Beyond these core considerations that apply to nearly all partnerships, there is a wide range of additional potential legal issues of which agencies should be aware when considering partnerships. These considerations include: the Paperwork Reduction Act, if the partnership will involve the agency contacting private citizens for information; the Privacy Act, if the agency anticipates coming into possession of personally identifiable information; and the Federal Technology Transfer Act and related legislation, if the agency anticipates the creation of intellectual property during the partnership.
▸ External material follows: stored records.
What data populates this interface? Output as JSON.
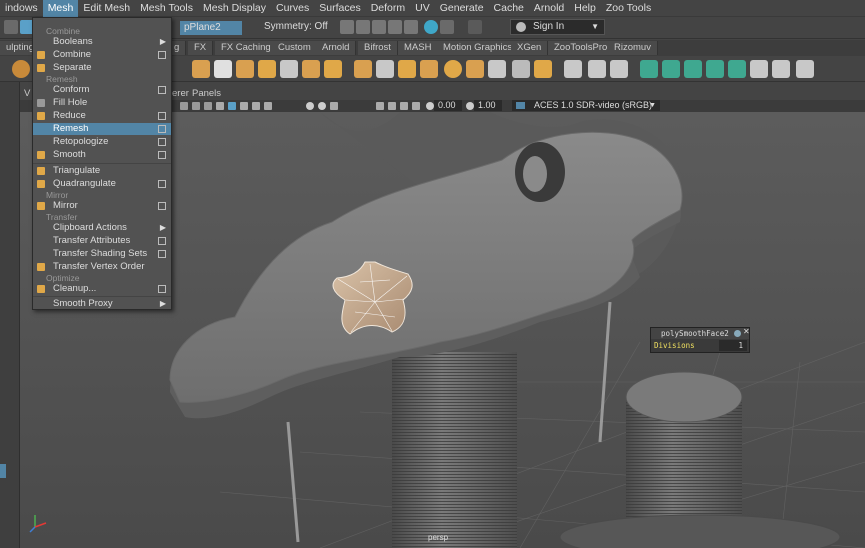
{
  "menubar": {
    "items": [
      "indows",
      "Mesh",
      "Edit Mesh",
      "Mesh Tools",
      "Mesh Display",
      "Curves",
      "Surfaces",
      "Deform",
      "UV",
      "Generate",
      "Cache",
      "Arnold",
      "Help",
      "Zoo Tools"
    ],
    "active_index": 1
  },
  "statusline": {
    "object_field": "pPlane2",
    "symmetry": "Symmetry: Off",
    "signin": "Sign In"
  },
  "shelf_tabs": [
    "ulpting",
    "g",
    "FX",
    "FX Caching",
    "Custom",
    "Arnold",
    "Bifrost",
    "MASH",
    "Motion Graphics",
    "XGen",
    "ZooToolsPro",
    "Rizomuv"
  ],
  "panel_menu": [
    "V",
    "erer",
    "Panels"
  ],
  "panel_tools": {
    "exposure": "0.00",
    "gamma": "1.00",
    "colorspace": "ACES 1.0 SDR-video (sRGB)"
  },
  "mesh_menu": {
    "sections": {
      "combine": "Combine",
      "remesh": "Remesh",
      "mirror": "Mirror",
      "transfer": "Transfer",
      "optimize": "Optimize"
    },
    "items": {
      "booleans": "Booleans",
      "combine": "Combine",
      "separate": "Separate",
      "conform": "Conform",
      "fill_hole": "Fill Hole",
      "reduce": "Reduce",
      "remesh": "Remesh",
      "retopologize": "Retopologize",
      "smooth": "Smooth",
      "triangulate": "Triangulate",
      "quadrangulate": "Quadrangulate",
      "mirror": "Mirror",
      "clipboard_actions": "Clipboard Actions",
      "transfer_attributes": "Transfer Attributes",
      "transfer_shading_sets": "Transfer Shading Sets",
      "transfer_vertex_order": "Transfer Vertex Order",
      "cleanup": "Cleanup...",
      "smooth_proxy": "Smooth Proxy"
    },
    "highlighted": "Remesh"
  },
  "node_panel": {
    "title": "polySmoothFace2",
    "attribute": "Divisions",
    "value": "1"
  },
  "viewport": {
    "camera_label": "persp"
  },
  "colors": {
    "accent": "#5285a6",
    "ui_bg": "#444444",
    "viewport_bg": "#5a5a5a"
  }
}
Until recently there has been no comprehensive resource capturing the many legal and other considerations federal agencies should take into account when forming and participating in partnerships. ACUS convened the federal government’s foremost experts in partnerships to try to fill this void. In the spring of 2017, dozens of lead partnership officials from 19 federal agencies met at ACUS. The document that emerged from these discussions is called the Guide to Legal Issues Involved in Public-Private Partnerships at the Federal Level. This document covers the major issues agencies can expect to encounter in the formation and operation of partnerships.
One major issue that surfaced at a subsequent ACUS meeting, in the summer of 2018, was the potential inefficiencies that often arise when agencies vet potential private partners. In many instances, two parts of a single agency, or two or more agencies, vet the same private entity, which generates inefficiencies for both the agency and the private entity being vetted. Agencies have developed different approaches to prevent such duplication. Some agencies have central vetting units with officers whose exclusive responsibility is to vet proposed private-sector partners and an official who is responsible for approving partnerships for the entire agency. Other agencies lack a central vetting unit and, instead, authorize each of their subdivisions to conduct their own vetting.
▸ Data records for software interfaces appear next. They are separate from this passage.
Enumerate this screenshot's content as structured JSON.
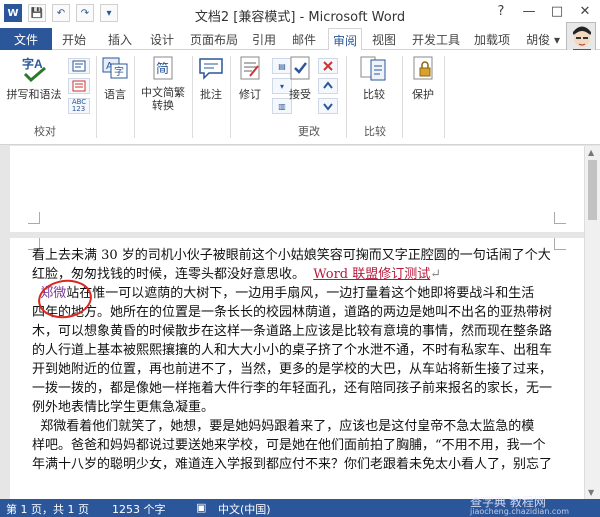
{
  "window": {
    "title": "文档2 [兼容模式] - Microsoft Word",
    "controls": [
      "?",
      "—",
      "□",
      "✕"
    ]
  },
  "quick_access": [
    "W",
    "💾",
    "↶",
    "↷",
    "▾"
  ],
  "tabs": [
    {
      "label": "文件",
      "active": false
    },
    {
      "label": "开始",
      "active": false
    },
    {
      "label": "插入",
      "active": false
    },
    {
      "label": "设计",
      "active": false
    },
    {
      "label": "页面布局",
      "active": false
    },
    {
      "label": "引用",
      "active": false
    },
    {
      "label": "邮件",
      "active": false
    },
    {
      "label": "审阅",
      "active": true
    },
    {
      "label": "视图",
      "active": false
    },
    {
      "label": "开发工具",
      "active": false
    },
    {
      "label": "加载项",
      "active": false
    }
  ],
  "user": {
    "name": "胡俊 ▾"
  },
  "ribbon": {
    "spell_label": "拼写和语法",
    "language_label": "语言",
    "chinese_label_1": "中文简繁",
    "chinese_label_2": "转换",
    "comment_label": "批注",
    "revise_label": "修订",
    "accept_label": "接受",
    "compare_label": "比较",
    "protect_label": "保护",
    "abc_label": "ABC\n123",
    "groups": {
      "proofing": "校对",
      "changes": "更改",
      "compare": "比较"
    }
  },
  "document": {
    "lines": [
      "看上去未满 30 岁的司机小伙子被眼前这个小姑娘笑容可掬而又字正腔圆的一句话闹了个大",
      "红脸，匆匆找钱的时候，连零头都没好意思收。",
      "站在惟一可以遮荫的大树下，一边用手扇风，一边打量着这个她即将要战斗和生活",
      "四年的地方。她所在的位置是一条长长的校园林荫道，道路的两边是她叫不出名的亚热带树",
      "木，可以想象黄昏的时候散步在这样一条道路上应该是比较有意境的事情，然而现在整条路",
      "的人行道上基本被熙熙攘攘的人和大大小小的桌子挤了个水泄不通，不时有私家车、出租车",
      "开到她附近的位置，再也前进不了，当然，更多的是学校的大巴，从车站将新生接了过来，",
      "一拨一拨的，都是像她一样拖着大件行李的年轻面孔，还有陪同孩子前来报名的家长，无一",
      "例外地表情比学生更焦急凝重。",
      "郑微看着他们就笑了，她想，要是她妈妈跟着来了，应该也是这付皇帝不急太监急的模",
      "样吧。爸爸和妈妈都说过要送她来学校，可是她在他们面前拍了胸脯，“不用不用，我一个",
      "年满十八岁的聪明少女，难道连入学报到都应付不来？你们老跟着未免太小看人了，别忘了"
    ],
    "inserted_text": "Word 联盟修订测试",
    "circled_name": "郑微",
    "para_mark": "↵"
  },
  "status": {
    "page": "第 1 页，共 1 页",
    "words": "1253 个字",
    "language": "中文(中国)",
    "watermark": "查字典 教程网",
    "watermark_url": "jiaocheng.chazidian.com"
  }
}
Some of these agencies are actively developing internal checks to prevent duplication. Internal checks for vetting duplication often involve using software, such as Salesforce, which allows subdivisions of an agency to enter information about potential partners they have vetted so that other subdivisions of the agency can access the information. Thus, even in the absence of a central vetting unit, duplication of vetting is preventable.
At its December 2018 plenary session, ACUS approved a recommendation that addresses the vexing issue of duplicative vetting and endorses the Guide. The recommendation calls for ACUS to create a webpage on MAX.gov, a website that OMB established to promote exchange of information among agencies. The webpage will be structured to encourage agencies to exchange information with one another about internal processes they have developed to avoid duplication in vetting. This interagency dialogue will enable agencies without current procedures in place designed to eliminate duplicative vetting to develop such procedures.
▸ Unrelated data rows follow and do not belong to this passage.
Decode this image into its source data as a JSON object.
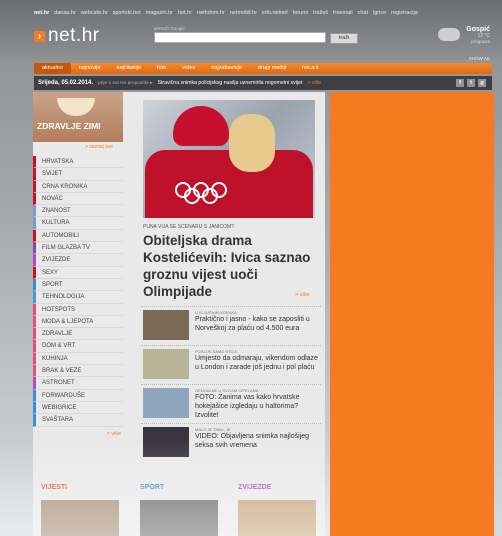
{
  "header": {
    "top_links": [
      "net.hr",
      "danas.hr",
      "webcafe.hr",
      "sportski.net",
      "magazin.hr",
      "hot.hr",
      "nethdom.hr",
      "netmobil.hr",
      "info.netnet",
      "forumi",
      "tražeš",
      "freemail",
      "chat",
      "igrice",
      "registracija"
    ],
    "logo_text": "net.hr",
    "search_label": "pretraži Google",
    "search_placeholder": "",
    "search_button": "traži",
    "weather_city": "Gospić",
    "weather_temp": "12 °C",
    "weather_link": "prognoza",
    "show_ad": "SHOW AD"
  },
  "nav": {
    "tabs": [
      "aktualno",
      "najnovije",
      "najčitanije",
      "foto",
      "video",
      "najzabavnije",
      "drugi mediji",
      "net.a.š"
    ],
    "active_index": 0
  },
  "datebar": {
    "date": "Srijeda, 05.02.2014.",
    "prefix": "prije 1 sat  Ne propustite ▸",
    "headline": "Stravična snimka policijskog nasilja uznemirila nogometni svijet",
    "more": "> više",
    "social": [
      "f",
      "t",
      "g"
    ]
  },
  "promo": {
    "title": "ZDRAVLJE ZIMI",
    "more": "> saznaj sve"
  },
  "sections": {
    "items": [
      "HRVATSKA",
      "SVIJET",
      "CRNA KRONIKA",
      "NOVAC",
      "ZNANOST",
      "KULTURA",
      "AUTOMOBILI",
      "FILM GLAZBA TV",
      "ZVIJEZDE",
      "SEXY",
      "SPORT",
      "TEHNOLOGIJA",
      "HOTSPOTS",
      "MODA & LJEPOTA",
      "ZDRAVLJE",
      "DOM & VRT",
      "KUHINJA",
      "BRAK & VEZE",
      "ASTRONET",
      "FORWARDUŠE",
      "WEBIGRICE",
      "SVAŠTARA"
    ],
    "colors": [
      "#d0101f",
      "#d0101f",
      "#d0101f",
      "#d0101f",
      "#7b9bd0",
      "#7b9bd0",
      "#d0101f",
      "#8a48b5",
      "#b24bc4",
      "#d0101f",
      "#3a8fd8",
      "#3aa0d8",
      "#e35080",
      "#e35080",
      "#e35080",
      "#e35080",
      "#e35080",
      "#e35080",
      "#b24bc4",
      "#3a8fd8",
      "#3a8fd8",
      "#3a8fd8"
    ],
    "more": "> više"
  },
  "hero": {
    "kicker": "PUNA VIJA SE SCENARIJ S JANICOM?",
    "title": "Obiteljska drama Kostelićevih: Ivica saznao groznu vijest uoči Olimpijade",
    "more": "> više"
  },
  "stories": [
    {
      "kicker": "U KLJUČNIM KORAKA",
      "title": "Praktično i jasno - kako se zaposliti u Norveškoj za plaću od 4.500 eura",
      "thumb_color": "#7a6a55"
    },
    {
      "kicker": "POSLIJE SAMO STOJI",
      "title": "Umjesto da odmaraju, vikendom odlaze u London i zarade još jednu i pol plaću",
      "thumb_color": "#b9b39a"
    },
    {
      "kicker": "GENIJALNE U SVOJIM CIPELAMA",
      "title": "FOTO: Zanima vas kako hrvatske hokejašice izgledaju u haltorima? Izvolite!",
      "thumb_color": "#8fa4bd"
    },
    {
      "kicker": "MALO JE TABU, JE",
      "title": "VIDEO: Objavljena snimka najlošijeg seksa svih vremena",
      "thumb_color": "#3a3540"
    }
  ],
  "bottom": [
    {
      "label": "VIJESTI",
      "color": "#e8572a",
      "img_color": "#a88f79"
    },
    {
      "label": "SPORT",
      "color": "#3a8fd8",
      "img_color": "#6f6f72"
    },
    {
      "label": "ZVIJEZDE",
      "color": "#b24bc4",
      "img_color": "#c7a67c"
    }
  ],
  "colors": {
    "accent": "#f47b20",
    "nav_bg": "#e86c16",
    "datebar_bg": "#3d3f42"
  }
}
The legal complexities that arise in partnerships, and the inefficiencies generated by duplicative vetting, will become more salient as partnerships become more prevalent. The ACUS recommendation, and its associated guide, are important first steps in helping agencies navigate the complex legal and vetting-related challenges they will increasingly confront with public-private partnerships.